- INSTRUCTIONS FOR THE TASK -
Tell how many lines in the records contain the word "深入了解"; the number alone is the answer.

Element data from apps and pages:
━━━━━━━━
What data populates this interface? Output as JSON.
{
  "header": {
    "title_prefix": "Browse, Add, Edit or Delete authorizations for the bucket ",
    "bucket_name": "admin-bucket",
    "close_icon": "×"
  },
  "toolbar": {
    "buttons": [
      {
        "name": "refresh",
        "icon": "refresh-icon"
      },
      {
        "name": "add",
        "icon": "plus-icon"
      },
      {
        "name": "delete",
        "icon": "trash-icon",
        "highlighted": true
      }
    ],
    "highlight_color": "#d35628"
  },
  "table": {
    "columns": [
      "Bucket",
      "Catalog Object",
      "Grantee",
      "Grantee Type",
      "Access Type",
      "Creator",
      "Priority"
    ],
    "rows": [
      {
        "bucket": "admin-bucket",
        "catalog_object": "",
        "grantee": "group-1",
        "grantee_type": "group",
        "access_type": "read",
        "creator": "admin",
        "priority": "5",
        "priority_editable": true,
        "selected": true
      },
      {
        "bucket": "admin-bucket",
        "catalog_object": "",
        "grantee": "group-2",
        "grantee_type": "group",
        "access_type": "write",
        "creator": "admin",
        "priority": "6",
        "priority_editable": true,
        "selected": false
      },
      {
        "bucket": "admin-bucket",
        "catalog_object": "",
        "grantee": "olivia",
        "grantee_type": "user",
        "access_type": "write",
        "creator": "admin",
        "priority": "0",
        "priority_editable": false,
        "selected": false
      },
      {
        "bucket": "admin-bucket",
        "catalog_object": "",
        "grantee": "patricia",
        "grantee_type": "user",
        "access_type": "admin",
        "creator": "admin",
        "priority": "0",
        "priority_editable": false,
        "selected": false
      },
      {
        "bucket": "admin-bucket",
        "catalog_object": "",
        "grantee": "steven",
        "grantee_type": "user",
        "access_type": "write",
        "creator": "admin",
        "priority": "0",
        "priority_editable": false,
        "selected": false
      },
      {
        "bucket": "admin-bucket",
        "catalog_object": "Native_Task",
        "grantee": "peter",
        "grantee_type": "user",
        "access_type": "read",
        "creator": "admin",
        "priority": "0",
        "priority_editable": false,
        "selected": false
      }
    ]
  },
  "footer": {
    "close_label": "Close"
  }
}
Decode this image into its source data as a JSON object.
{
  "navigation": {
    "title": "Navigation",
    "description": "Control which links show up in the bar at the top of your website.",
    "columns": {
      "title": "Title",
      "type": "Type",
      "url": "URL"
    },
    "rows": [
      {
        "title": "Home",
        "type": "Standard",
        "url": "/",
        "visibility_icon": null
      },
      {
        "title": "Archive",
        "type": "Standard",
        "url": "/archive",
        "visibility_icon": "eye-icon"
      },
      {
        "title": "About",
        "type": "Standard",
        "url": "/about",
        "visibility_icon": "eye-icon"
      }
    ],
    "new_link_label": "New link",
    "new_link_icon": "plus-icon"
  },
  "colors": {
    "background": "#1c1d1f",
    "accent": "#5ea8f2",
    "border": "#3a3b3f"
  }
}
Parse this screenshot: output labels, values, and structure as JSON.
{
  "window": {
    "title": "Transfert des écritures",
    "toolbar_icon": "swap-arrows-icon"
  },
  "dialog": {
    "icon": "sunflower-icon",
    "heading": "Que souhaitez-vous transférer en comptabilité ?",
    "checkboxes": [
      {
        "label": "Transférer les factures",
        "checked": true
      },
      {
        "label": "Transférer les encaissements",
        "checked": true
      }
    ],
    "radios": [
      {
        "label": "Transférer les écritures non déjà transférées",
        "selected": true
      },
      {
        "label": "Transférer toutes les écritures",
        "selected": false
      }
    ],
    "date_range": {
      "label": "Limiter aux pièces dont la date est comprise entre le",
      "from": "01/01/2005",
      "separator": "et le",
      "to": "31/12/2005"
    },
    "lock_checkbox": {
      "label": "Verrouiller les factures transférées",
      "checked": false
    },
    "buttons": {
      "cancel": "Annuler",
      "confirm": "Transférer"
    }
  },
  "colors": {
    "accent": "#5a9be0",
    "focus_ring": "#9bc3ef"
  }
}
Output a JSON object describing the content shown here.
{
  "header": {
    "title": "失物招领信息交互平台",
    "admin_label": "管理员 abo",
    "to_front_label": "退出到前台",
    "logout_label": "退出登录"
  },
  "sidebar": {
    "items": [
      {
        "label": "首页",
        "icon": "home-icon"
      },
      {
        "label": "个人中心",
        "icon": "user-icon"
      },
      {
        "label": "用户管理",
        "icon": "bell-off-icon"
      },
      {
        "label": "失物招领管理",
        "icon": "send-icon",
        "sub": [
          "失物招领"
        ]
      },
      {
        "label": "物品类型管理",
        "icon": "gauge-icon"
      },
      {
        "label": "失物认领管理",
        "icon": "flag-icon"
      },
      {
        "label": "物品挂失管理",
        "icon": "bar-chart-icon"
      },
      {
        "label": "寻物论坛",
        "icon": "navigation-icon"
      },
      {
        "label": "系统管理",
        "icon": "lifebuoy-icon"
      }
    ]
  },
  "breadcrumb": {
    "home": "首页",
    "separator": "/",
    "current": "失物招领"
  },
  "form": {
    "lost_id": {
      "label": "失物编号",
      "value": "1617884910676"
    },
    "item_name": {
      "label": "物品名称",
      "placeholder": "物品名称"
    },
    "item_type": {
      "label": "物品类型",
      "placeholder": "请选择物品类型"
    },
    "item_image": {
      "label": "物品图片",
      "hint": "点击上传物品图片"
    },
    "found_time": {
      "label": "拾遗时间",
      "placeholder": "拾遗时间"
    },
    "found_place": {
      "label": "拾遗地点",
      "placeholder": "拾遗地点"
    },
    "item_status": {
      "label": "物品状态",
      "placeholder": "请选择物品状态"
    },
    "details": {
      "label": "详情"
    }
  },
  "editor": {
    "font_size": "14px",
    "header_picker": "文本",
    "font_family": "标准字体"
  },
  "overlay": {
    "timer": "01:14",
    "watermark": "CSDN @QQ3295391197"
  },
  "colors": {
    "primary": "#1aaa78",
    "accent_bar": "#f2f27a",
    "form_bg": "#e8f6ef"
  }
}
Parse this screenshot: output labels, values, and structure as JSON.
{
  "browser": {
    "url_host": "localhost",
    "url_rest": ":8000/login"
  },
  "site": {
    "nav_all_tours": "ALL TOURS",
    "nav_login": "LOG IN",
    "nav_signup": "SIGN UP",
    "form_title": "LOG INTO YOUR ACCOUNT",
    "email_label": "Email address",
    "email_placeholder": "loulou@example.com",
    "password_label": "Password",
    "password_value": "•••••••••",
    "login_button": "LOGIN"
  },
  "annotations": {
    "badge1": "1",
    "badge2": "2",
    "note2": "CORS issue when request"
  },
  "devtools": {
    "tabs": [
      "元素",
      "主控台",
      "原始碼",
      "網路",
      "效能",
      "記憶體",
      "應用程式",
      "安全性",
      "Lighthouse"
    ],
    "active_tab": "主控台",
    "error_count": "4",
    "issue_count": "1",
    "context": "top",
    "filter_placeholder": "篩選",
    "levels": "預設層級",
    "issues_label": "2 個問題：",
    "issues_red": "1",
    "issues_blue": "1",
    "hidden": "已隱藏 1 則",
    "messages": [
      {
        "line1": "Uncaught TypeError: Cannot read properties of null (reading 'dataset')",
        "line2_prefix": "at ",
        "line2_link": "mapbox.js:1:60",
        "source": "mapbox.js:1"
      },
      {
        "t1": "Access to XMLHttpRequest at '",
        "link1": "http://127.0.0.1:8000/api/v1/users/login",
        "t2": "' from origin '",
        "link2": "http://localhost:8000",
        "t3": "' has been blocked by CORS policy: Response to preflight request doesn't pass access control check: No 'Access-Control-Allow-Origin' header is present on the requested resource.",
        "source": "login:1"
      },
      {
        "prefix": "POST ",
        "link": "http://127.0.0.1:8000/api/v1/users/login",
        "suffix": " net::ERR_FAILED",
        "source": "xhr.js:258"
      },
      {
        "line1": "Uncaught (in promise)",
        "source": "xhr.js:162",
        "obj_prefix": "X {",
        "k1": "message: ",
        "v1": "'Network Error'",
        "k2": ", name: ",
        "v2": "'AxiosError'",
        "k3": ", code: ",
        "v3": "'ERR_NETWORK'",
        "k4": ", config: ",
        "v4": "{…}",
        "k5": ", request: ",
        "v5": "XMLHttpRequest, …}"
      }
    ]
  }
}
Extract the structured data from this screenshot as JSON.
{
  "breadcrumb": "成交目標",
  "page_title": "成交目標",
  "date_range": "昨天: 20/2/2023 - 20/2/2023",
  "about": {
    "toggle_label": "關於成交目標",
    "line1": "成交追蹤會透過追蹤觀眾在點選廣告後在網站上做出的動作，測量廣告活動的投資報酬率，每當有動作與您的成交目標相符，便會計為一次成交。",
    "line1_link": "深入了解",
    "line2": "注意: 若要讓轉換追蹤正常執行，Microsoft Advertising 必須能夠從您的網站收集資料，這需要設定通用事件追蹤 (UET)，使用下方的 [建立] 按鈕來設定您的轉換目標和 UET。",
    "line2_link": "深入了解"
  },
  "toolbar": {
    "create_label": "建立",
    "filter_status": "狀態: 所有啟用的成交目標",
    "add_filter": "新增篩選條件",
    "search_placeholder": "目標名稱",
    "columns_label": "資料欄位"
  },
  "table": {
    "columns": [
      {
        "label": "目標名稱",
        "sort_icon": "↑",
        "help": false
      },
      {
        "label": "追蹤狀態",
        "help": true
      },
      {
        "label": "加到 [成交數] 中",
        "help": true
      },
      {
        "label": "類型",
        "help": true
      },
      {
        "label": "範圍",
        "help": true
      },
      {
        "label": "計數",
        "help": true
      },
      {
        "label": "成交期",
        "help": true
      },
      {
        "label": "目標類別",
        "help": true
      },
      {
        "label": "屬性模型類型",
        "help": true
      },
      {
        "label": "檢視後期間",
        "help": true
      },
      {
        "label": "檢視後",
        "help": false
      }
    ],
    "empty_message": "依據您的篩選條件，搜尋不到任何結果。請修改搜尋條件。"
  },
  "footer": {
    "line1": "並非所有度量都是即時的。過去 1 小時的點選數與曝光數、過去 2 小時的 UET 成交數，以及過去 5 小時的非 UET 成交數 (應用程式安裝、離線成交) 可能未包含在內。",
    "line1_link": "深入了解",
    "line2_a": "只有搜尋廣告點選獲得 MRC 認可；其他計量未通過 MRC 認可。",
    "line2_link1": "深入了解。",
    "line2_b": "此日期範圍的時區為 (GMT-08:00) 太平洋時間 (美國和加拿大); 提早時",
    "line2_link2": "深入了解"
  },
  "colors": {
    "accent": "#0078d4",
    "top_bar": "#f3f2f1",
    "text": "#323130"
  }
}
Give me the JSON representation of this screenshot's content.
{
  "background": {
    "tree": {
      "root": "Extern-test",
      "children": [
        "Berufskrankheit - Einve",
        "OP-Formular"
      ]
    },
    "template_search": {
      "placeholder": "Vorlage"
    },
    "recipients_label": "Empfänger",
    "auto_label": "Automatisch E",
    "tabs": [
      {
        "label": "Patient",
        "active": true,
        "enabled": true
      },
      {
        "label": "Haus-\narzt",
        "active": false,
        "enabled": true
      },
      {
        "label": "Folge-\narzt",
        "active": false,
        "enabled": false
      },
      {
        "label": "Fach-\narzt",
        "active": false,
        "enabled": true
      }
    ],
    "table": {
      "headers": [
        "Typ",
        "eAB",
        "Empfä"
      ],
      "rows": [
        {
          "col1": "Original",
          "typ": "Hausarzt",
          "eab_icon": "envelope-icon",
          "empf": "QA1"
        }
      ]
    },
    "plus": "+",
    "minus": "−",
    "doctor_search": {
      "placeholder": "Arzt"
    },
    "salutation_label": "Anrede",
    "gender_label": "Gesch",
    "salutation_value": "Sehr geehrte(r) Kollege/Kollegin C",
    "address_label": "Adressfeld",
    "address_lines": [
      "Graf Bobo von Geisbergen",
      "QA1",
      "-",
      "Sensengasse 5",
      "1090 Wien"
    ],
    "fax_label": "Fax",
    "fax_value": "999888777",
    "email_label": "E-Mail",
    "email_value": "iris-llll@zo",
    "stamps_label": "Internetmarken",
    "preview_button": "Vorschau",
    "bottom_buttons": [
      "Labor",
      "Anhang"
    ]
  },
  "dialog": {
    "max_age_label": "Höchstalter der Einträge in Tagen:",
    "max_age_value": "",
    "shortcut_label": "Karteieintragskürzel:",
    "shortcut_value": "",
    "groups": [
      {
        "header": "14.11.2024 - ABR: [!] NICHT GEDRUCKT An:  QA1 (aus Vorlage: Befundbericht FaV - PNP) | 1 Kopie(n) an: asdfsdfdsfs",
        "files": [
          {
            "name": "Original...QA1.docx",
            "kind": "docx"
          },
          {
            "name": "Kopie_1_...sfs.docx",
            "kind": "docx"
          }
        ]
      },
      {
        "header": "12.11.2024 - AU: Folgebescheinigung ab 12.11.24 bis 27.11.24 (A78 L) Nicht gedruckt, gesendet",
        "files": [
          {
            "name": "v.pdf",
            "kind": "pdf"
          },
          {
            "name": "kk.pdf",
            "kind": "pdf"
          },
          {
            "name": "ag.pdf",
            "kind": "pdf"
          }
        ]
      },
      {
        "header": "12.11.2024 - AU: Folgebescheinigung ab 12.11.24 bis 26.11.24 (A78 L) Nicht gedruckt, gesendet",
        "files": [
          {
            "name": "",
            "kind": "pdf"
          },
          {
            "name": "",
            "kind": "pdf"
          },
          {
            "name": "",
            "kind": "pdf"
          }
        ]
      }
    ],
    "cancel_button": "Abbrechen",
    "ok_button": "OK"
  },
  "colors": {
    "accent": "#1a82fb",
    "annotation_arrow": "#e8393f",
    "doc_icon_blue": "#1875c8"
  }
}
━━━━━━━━
- TASK RESPONSE -
5